I had lunch at Chez Fung, located just minutes away from my home, with the fellow Singaporean mesdames. One of the Mrs is a regular, so Regina, the usually friendly proprietress was even more effusive in her welcome, chatting easily with us and bringing dishes of chili sauce she knew we would appreciate.
The food too was comforting though a little unconventional and un peu chère. The most authentic dish was definitely the dry beef rendang, piquant and aromatic, with the beef slowly stewed to a tender mass. More appropriate names for the menu-listed Mee Siam were Mee Goreng or noodles on a hot plate, a large tangle of fried egg noodles topped with a chock-full of fresh and juicy seafood. A tasty, if inauthentic noodle dish, though the 19 Euros price tag when the bill came jolted us out of our post-lunch stupor. We also tried a riff of Otak, Chez Fung’s version involving a whole filet of fish rubbed with a sweet chili paste, then steamed in a banana leaf parcel.
The Goreng Pisang’s batter was thick and slightly doughy, more reminiscent to those of ice-cream tempura than the original version, where the banana fritters are lightly crusted with a crispy and porous batter. Still, we finished it with gusto.

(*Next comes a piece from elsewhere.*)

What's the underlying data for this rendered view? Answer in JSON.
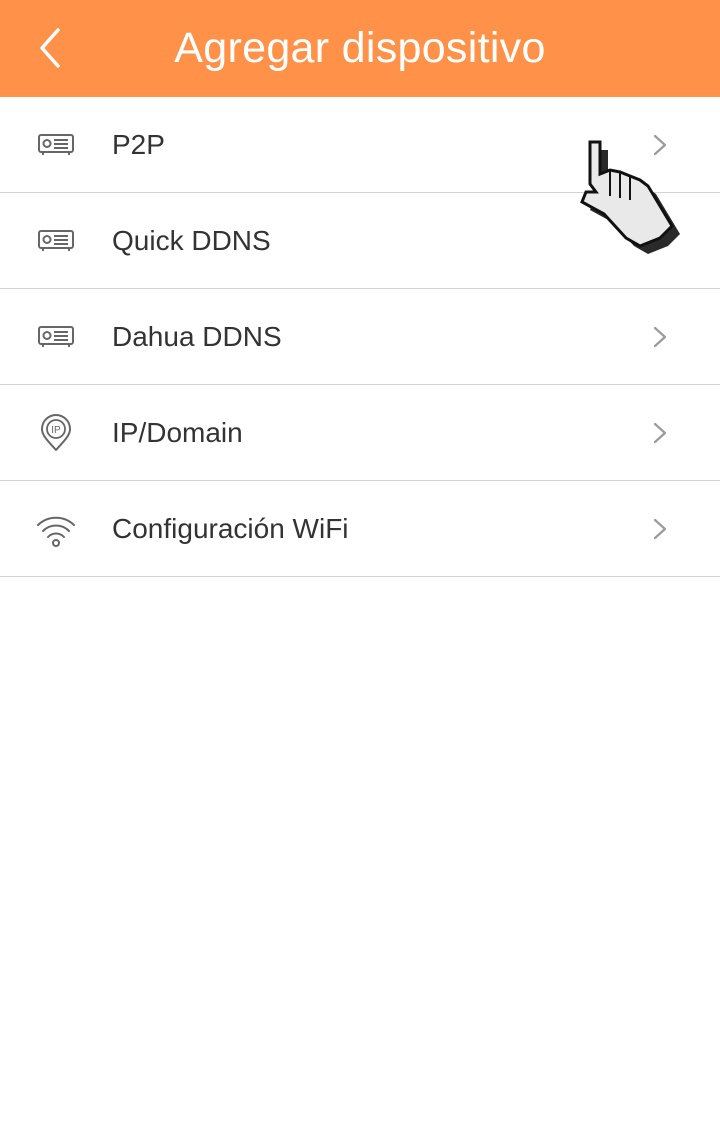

All the Singaporeans we’ve met in Paris know about Chez Chung, an Asian traiteur on the edge of the 17th arrondissement that looks – with its counter of prepared foods and bare bones decor – like any other traiteur dotting the streets of Paris. The claim to fame? Authentic Mee Pok, Nasi Goreng and Char Kway Teow that could be ordered off the menu. Legend goes that Singapore Airlines crew members who lived in the nearby hotel taught the owners how to prepare these South East Asian specialities to ward off homesickness, and indeed we spotted some pilots and crew members having lunch on their off-days. The fried beef and seafood horfuns tasted great indeed with the elusive whiff of wok hei, and while the mee pok lacked the spicy/sour chili and vinegar based sauce I am so fond of, the bowl of noodles was nicely al dente with a melange of local toppings, the fish balls and fish cake surprisingly bouncy and tasty, all bounded by aromatic garlic oil. As a testament to how difficult it was to find a taste of home, one of my lunch partners ate her noodles and then brought home another 2 portions for dinner.

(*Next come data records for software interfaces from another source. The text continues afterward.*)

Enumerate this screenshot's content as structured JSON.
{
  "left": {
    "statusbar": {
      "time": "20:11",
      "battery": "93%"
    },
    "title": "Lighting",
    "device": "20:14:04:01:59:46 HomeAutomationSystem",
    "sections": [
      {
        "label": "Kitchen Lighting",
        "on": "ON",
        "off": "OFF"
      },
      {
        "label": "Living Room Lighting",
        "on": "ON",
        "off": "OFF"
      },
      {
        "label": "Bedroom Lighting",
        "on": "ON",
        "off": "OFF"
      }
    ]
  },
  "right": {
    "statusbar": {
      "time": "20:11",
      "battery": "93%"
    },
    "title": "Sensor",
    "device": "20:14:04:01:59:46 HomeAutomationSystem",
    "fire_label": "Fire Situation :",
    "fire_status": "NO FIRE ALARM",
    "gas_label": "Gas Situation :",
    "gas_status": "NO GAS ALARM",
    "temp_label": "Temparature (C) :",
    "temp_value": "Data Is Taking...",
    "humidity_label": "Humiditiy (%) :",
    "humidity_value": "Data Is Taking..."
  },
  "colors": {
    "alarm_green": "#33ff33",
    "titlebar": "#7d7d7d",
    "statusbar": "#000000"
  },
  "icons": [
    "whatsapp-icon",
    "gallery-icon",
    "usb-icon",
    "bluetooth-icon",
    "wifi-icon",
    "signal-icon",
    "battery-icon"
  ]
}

And for those with a working kitchen:
Cooking Singaporean cuisine has become very easy ever since Prima Taste launched their line of packaged seasonings, adding to the line over the years such that I could now cook Chili Crab and Laksa without having to hunt for dried laksa leaves and other hard to find ingredients. I found a small selection of Prima Taste seasoning packs at Paris Big Store for those keen to try it at home.
Chez Fung – 32 Rue Frémicourt 75015 Paris
Chez Chung – 49 Boulevard Gouvion Saint Cyr, Porte Maillot, 75017 Paris
Paris Big Store – 81 Avenue D’Ivry 75013 Paris